- **PROBLEM REQUIREMENTS**: Find how many lines in the data below include the word "Final", then write only that number.

- **MATERIAL FOR THE TASK**:

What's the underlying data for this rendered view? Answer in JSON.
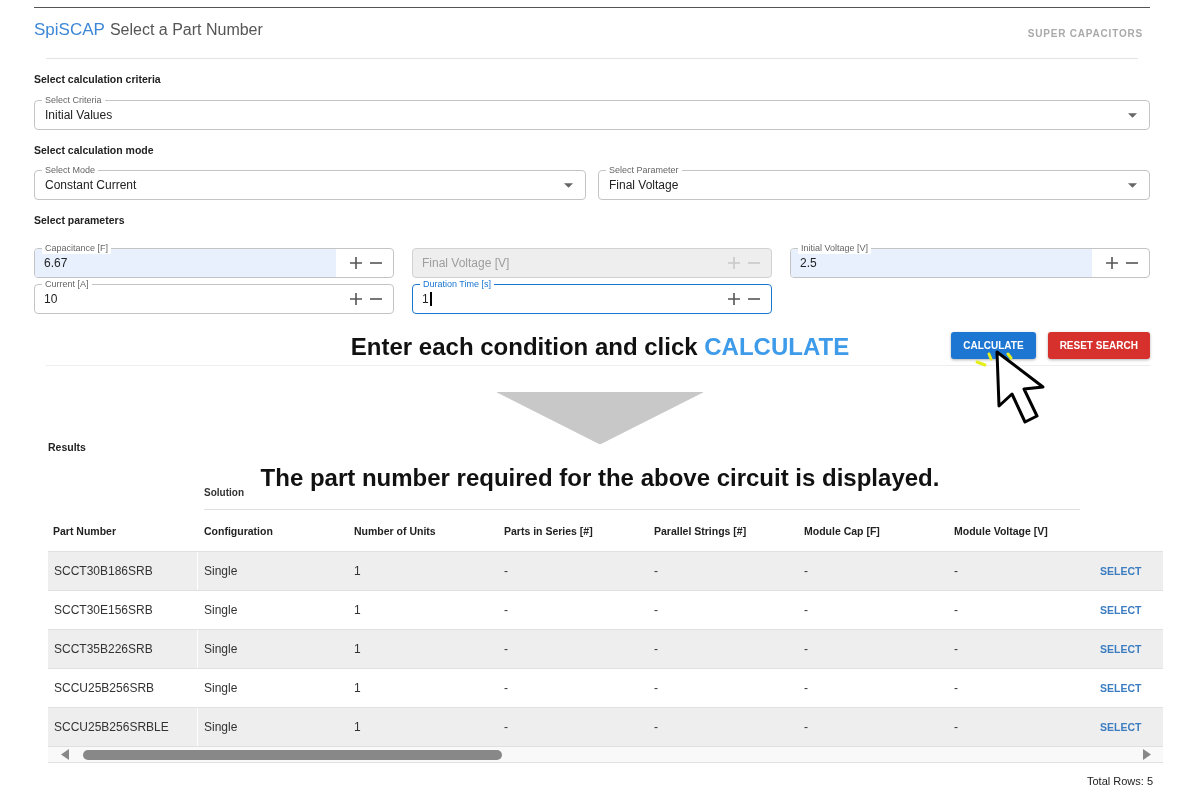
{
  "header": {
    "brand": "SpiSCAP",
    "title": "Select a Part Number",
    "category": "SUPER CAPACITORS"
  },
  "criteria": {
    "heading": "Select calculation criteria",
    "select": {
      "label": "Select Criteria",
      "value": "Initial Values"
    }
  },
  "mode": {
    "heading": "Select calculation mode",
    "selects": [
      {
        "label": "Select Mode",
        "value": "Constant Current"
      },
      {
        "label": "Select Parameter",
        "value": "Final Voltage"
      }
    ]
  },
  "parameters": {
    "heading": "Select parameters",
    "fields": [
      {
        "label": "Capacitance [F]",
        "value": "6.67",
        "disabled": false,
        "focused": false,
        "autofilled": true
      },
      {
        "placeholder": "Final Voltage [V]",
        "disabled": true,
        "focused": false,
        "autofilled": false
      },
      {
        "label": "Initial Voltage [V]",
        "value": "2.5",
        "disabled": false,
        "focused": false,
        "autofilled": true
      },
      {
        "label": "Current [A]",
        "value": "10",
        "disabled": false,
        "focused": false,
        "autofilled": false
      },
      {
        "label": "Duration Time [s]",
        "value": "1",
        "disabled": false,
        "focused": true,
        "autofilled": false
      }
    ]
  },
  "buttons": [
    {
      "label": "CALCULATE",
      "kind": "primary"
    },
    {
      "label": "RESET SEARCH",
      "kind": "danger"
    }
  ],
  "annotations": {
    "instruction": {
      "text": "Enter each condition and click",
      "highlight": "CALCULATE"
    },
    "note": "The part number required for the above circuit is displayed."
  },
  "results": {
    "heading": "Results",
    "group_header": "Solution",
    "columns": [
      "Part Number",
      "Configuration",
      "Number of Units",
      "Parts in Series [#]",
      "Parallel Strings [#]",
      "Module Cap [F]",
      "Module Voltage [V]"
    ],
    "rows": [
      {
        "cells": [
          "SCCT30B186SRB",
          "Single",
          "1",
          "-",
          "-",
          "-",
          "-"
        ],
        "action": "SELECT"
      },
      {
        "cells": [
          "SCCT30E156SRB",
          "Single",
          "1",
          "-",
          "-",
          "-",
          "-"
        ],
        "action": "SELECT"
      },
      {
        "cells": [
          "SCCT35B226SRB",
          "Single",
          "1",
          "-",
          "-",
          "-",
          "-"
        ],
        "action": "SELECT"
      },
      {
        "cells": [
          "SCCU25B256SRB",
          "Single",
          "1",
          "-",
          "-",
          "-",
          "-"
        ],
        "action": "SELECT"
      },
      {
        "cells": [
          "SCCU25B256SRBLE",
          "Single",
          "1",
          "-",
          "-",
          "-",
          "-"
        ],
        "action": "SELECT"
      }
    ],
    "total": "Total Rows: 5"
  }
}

- **TASK RESPONSE**: 2